Truer words were never spoken.
4. Go with the flow, don’t plan everything to the letter
In a “meet the parents” situation, it’s easy to get caught up in the minor details and to beat yourself up when something goes wrong.
Here’s the funny thing: that weekend in Nagoya, pretty much everything that could have gone wrong did. The hotel lost our reservation. My umbrella was stolen. Two separate taxi drivers pretended not to understand my or my girlfriend’s directions in order to try and take us on an expensive detour — and that was just the start of it.
But none of it mattered.
We had a great time getting to know each other, regardless. Indeed, my parents were impressed with the way in which my girlfriend and I worked together to manage a variety of mishaps across the weekend. The experience brought her and I closer together, as well.
So don’t get upset if things don’t go exactly how you planned. If anything, your parents and your partner seeing each other when they are at less than their best is probably a good thing in the long run.
5. Be aware of cultural differences but don’t be shackled by them
Visitors to Japan often remark on how different the people seem compared to their own countries. After being here for more than a decade, I’ve come to the conclusion that this premise is incorrect. Sure, Japanese mannerisms and their approach to certain social situations may seem dissimilar, but at the core, we’re really all just the same.
To that end: in a situation where you are the conduit between two cultures, remember that while our ideas may be different, our hearts are the same.
The one thing both your partner and your parents always have in common is how much they love you. Ultimately, they are all trying their best to make that first meeting go smoothly. So stay calm, relax and enjoy this first step on a new path in your life.
For my partner and I, the next big challenge looms on the horizon: Christmas in Glasgow!

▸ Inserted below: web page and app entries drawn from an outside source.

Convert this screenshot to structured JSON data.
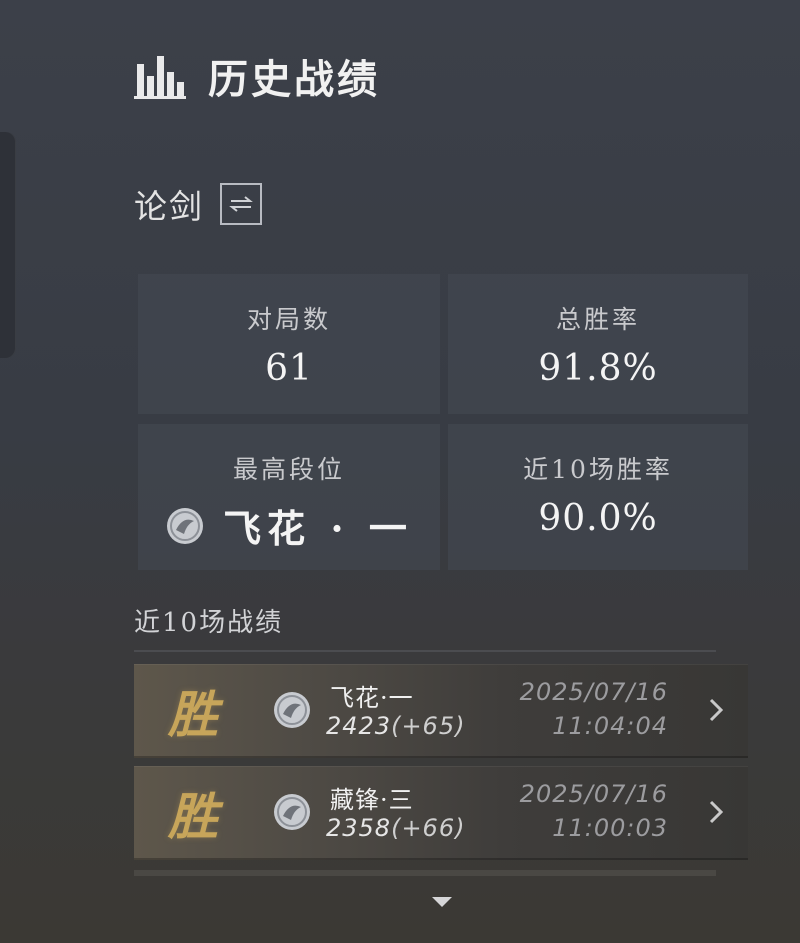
{
  "header": {
    "title": "历史战绩",
    "icon": "bar-chart-icon"
  },
  "mode": {
    "label": "论剑",
    "switch_icon": "switch-arrows-icon"
  },
  "stats": {
    "matches": {
      "label": "对局数",
      "value": "61"
    },
    "win_rate": {
      "label": "总胜率",
      "value": "91.8%"
    },
    "highest_rank": {
      "label": "最高段位",
      "value": "飞花 · 一",
      "icon": "rank-emblem-icon"
    },
    "recent_win_rate": {
      "label": "近10场胜率",
      "value": "90.0%"
    }
  },
  "recent": {
    "title": "近10场战绩",
    "matches": [
      {
        "result": "胜",
        "rank": "飞花·一",
        "score": "2423",
        "delta": "(+65)",
        "date": "2025/07/16",
        "time": "11:04:04"
      },
      {
        "result": "胜",
        "rank": "藏锋·三",
        "score": "2358",
        "delta": "(+66)",
        "date": "2025/07/16",
        "time": "11:00:03"
      }
    ]
  },
  "colors": {
    "win_gold": "#c7a55a",
    "background": "#3c4049"
  }
}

Have your parents visited Japan to meet your partner or spouse? How did it go? Why not share any suitable tips, recommendations or anecdotes with us in the comments!